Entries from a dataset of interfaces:
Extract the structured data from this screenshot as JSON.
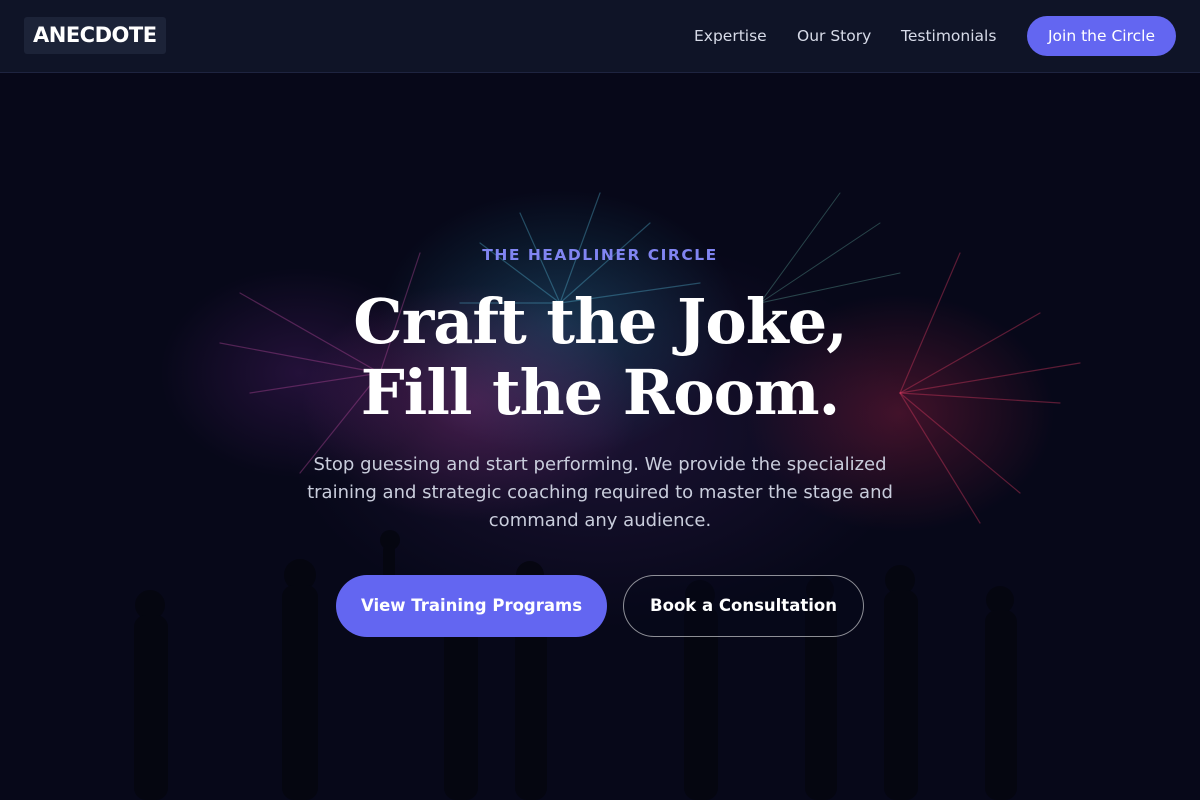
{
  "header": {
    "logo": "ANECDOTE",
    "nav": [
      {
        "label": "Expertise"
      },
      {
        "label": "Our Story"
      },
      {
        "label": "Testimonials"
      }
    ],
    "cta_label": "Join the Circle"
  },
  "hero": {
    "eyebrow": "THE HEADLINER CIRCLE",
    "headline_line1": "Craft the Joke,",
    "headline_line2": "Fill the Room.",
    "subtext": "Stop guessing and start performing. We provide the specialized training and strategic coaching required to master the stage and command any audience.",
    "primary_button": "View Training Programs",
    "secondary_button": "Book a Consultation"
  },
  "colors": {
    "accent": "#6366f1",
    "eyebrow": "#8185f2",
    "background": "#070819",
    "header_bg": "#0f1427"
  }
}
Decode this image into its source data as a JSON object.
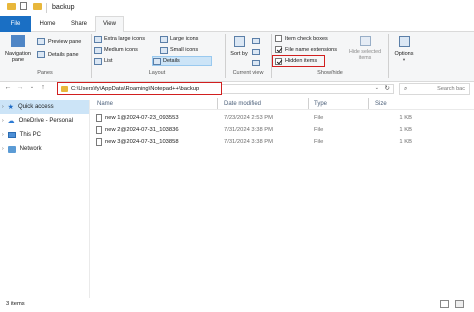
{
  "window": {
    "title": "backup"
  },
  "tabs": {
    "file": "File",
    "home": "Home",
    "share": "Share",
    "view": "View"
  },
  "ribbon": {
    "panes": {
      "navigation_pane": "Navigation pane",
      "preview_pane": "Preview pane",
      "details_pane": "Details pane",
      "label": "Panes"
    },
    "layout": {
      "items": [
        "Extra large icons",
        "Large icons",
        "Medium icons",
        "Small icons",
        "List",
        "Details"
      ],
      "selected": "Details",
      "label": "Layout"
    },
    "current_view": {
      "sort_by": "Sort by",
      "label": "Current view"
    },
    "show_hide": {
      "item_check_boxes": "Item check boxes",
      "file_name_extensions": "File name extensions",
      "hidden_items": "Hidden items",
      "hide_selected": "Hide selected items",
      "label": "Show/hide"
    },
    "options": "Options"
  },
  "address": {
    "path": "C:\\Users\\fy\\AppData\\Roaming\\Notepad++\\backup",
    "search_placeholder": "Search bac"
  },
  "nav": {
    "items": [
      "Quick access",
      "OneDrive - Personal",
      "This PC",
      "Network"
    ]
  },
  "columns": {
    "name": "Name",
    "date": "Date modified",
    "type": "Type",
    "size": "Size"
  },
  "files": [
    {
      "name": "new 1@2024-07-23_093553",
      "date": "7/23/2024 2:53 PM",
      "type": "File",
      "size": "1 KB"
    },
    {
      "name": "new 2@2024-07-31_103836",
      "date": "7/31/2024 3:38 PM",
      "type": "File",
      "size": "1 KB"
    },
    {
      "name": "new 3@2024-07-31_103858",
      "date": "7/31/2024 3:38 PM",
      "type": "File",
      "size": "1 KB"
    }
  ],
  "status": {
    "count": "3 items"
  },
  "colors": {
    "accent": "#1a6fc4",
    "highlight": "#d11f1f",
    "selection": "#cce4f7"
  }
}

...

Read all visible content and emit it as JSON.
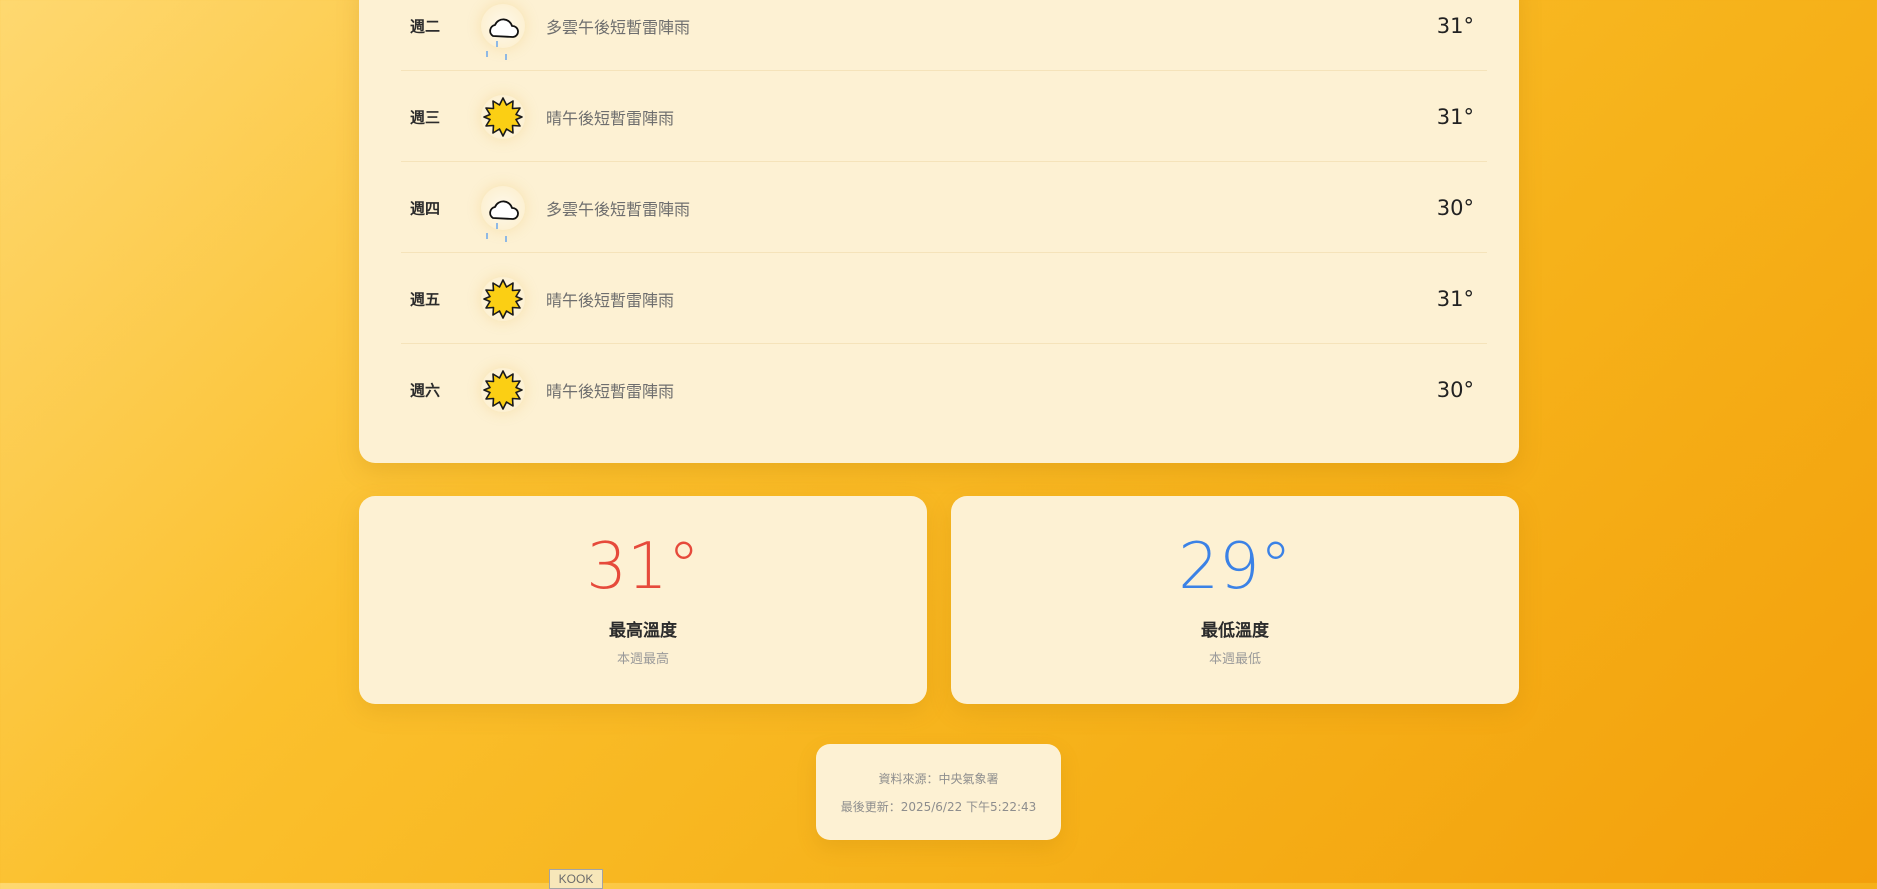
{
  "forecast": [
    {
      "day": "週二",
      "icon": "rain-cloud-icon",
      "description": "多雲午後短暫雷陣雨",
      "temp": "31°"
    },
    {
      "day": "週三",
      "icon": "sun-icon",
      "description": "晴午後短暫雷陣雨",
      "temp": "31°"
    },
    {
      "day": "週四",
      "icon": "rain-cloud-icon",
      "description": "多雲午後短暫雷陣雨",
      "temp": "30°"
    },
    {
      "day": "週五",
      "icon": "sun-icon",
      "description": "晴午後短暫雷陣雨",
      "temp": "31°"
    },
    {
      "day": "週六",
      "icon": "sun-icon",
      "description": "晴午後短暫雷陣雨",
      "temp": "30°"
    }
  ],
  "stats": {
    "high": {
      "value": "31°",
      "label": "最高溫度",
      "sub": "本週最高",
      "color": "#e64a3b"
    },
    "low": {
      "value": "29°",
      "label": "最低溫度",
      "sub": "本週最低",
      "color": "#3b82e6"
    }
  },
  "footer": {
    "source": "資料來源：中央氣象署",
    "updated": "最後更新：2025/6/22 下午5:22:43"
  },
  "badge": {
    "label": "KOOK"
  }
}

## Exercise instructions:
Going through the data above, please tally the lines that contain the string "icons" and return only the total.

## Result:
4